Saved data entries:
========================
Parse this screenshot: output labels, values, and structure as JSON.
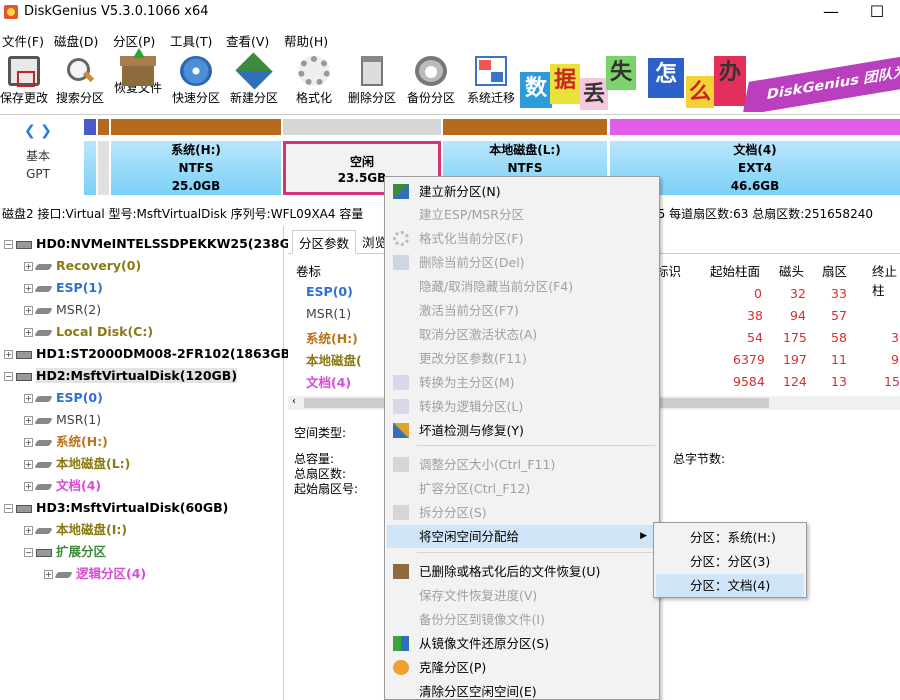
{
  "window": {
    "title": "DiskGenius V5.3.0.1066 x64",
    "minimize": "—",
    "maximize": "☐"
  },
  "menu": [
    "文件(F)",
    "磁盘(D)",
    "分区(P)",
    "工具(T)",
    "查看(V)",
    "帮助(H)"
  ],
  "toolbar": [
    {
      "label": "保存更改",
      "icon": "save-icon"
    },
    {
      "label": "搜索分区",
      "icon": "search-icon"
    },
    {
      "label": "恢复文件",
      "icon": "recover-icon"
    },
    {
      "label": "快速分区",
      "icon": "quick-partition-icon"
    },
    {
      "label": "新建分区",
      "icon": "new-partition-icon"
    },
    {
      "label": "格式化",
      "icon": "format-icon"
    },
    {
      "label": "删除分区",
      "icon": "delete-icon"
    },
    {
      "label": "备份分区",
      "icon": "backup-icon"
    },
    {
      "label": "系统迁移",
      "icon": "migrate-icon"
    }
  ],
  "banner": {
    "tiles": [
      "数",
      "据",
      "丢",
      "失",
      "怎",
      "么",
      "办"
    ],
    "ribbon": "DiskGenius 团队为"
  },
  "diskmap": {
    "label_line1": "基本",
    "label_line2": "GPT",
    "segments": [
      {
        "name": "系统(H:)",
        "fs": "NTFS",
        "size": "25.0GB"
      },
      {
        "name": "空闲",
        "fs": "",
        "size": "23.5GB"
      },
      {
        "name": "本地磁盘(L:)",
        "fs": "NTFS",
        "size": ""
      },
      {
        "name": "文档(4)",
        "fs": "EXT4",
        "size": "46.6GB"
      }
    ]
  },
  "infobar": "磁盘2 接口:Virtual  型号:MsftVirtualDisk  序列号:WFL09XA4  容量",
  "infobar_right": "55  每道扇区数:63  总扇区数:251658240",
  "tree": [
    {
      "label": "HD0:NVMeINTELSSDPEKKW25(238GB)",
      "kind": "disk"
    },
    {
      "label": "Recovery(0)",
      "kind": "part"
    },
    {
      "label": "ESP(1)",
      "kind": "part"
    },
    {
      "label": "MSR(2)",
      "kind": "part"
    },
    {
      "label": "Local Disk(C:)",
      "kind": "part"
    },
    {
      "label": "HD1:ST2000DM008-2FR102(1863GB)",
      "kind": "disk"
    },
    {
      "label": "HD2:MsftVirtualDisk(120GB)",
      "kind": "disk"
    },
    {
      "label": "ESP(0)",
      "kind": "part"
    },
    {
      "label": "MSR(1)",
      "kind": "part"
    },
    {
      "label": "系统(H:)",
      "kind": "part"
    },
    {
      "label": "本地磁盘(L:)",
      "kind": "part"
    },
    {
      "label": "文档(4)",
      "kind": "part"
    },
    {
      "label": "HD3:MsftVirtualDisk(60GB)",
      "kind": "disk"
    },
    {
      "label": "本地磁盘(I:)",
      "kind": "part"
    },
    {
      "label": "扩展分区",
      "kind": "part"
    },
    {
      "label": "逻辑分区(4)",
      "kind": "part"
    }
  ],
  "tabs": [
    "分区参数",
    "浏览"
  ],
  "table": {
    "headers": [
      "卷标",
      "标识",
      "起始柱面",
      "磁头",
      "扇区",
      "终止柱"
    ],
    "rows": [
      {
        "label": "ESP(0)",
        "cyl": "0",
        "head": "32",
        "sec": "33",
        "end": ""
      },
      {
        "label": "MSR(1)",
        "cyl": "38",
        "head": "94",
        "sec": "57",
        "end": ""
      },
      {
        "label": "系统(H:)",
        "cyl": "54",
        "head": "175",
        "sec": "58",
        "end": "3"
      },
      {
        "label": "本地磁盘(",
        "cyl": "6379",
        "head": "197",
        "sec": "11",
        "end": "9"
      },
      {
        "label": "文档(4)",
        "cyl": "9584",
        "head": "124",
        "sec": "13",
        "end": "15"
      }
    ]
  },
  "details": {
    "space_type": "空间类型:",
    "total_capacity": "总容量:",
    "total_sectors": "总扇区数:",
    "start_sector": "起始扇区号:",
    "total_bytes": "总字节数:"
  },
  "context_menu": [
    {
      "label": "建立新分区(N)",
      "enabled": true,
      "icon": "new-partition-icon"
    },
    {
      "label": "建立ESP/MSR分区",
      "enabled": false,
      "icon": ""
    },
    {
      "label": "格式化当前分区(F)",
      "enabled": false,
      "icon": "format-icon"
    },
    {
      "label": "删除当前分区(Del)",
      "enabled": false,
      "icon": "delete-icon"
    },
    {
      "label": "隐藏/取消隐藏当前分区(F4)",
      "enabled": false,
      "icon": ""
    },
    {
      "label": "激活当前分区(F7)",
      "enabled": false,
      "icon": ""
    },
    {
      "label": "取消分区激活状态(A)",
      "enabled": false,
      "icon": ""
    },
    {
      "label": "更改分区参数(F11)",
      "enabled": false,
      "icon": ""
    },
    {
      "label": "转换为主分区(M)",
      "enabled": false,
      "icon": "convert-icon"
    },
    {
      "label": "转换为逻辑分区(L)",
      "enabled": false,
      "icon": "convert-icon"
    },
    {
      "label": "坏道检测与修复(Y)",
      "enabled": true,
      "icon": "repair-icon"
    },
    {
      "label": "调整分区大小(Ctrl_F11)",
      "enabled": false,
      "icon": "resize-icon"
    },
    {
      "label": "扩容分区(Ctrl_F12)",
      "enabled": false,
      "icon": ""
    },
    {
      "label": "拆分分区(S)",
      "enabled": false,
      "icon": "split-icon"
    },
    {
      "label": "将空闲空间分配给",
      "enabled": true,
      "icon": ""
    },
    {
      "label": "已删除或格式化后的文件恢复(U)",
      "enabled": true,
      "icon": "recover-icon"
    },
    {
      "label": "保存文件恢复进度(V)",
      "enabled": false,
      "icon": ""
    },
    {
      "label": "备份分区到镜像文件(I)",
      "enabled": false,
      "icon": ""
    },
    {
      "label": "从镜像文件还原分区(S)",
      "enabled": true,
      "icon": "restore-icon"
    },
    {
      "label": "克隆分区(P)",
      "enabled": true,
      "icon": "clone-icon"
    },
    {
      "label": "清除分区空闲空间(E)",
      "enabled": true,
      "icon": ""
    }
  ],
  "submenu": [
    "分区：系统(H:)",
    "分区：分区(3)",
    "分区：文档(4)"
  ],
  "colors": {
    "accent_highlight": "#d0e6f8",
    "free_space_border": "#d6317a",
    "ntfs_cap": "#b66a1e",
    "ext4_cap": "#e35ee8"
  }
}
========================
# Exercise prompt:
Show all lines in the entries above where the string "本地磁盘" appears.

# Solved problem:
        "name": "本地磁盘(L:)",
      "label": "本地磁盘(L:)",
      "label": "本地磁盘(I:)",
        "label": "本地磁盘(",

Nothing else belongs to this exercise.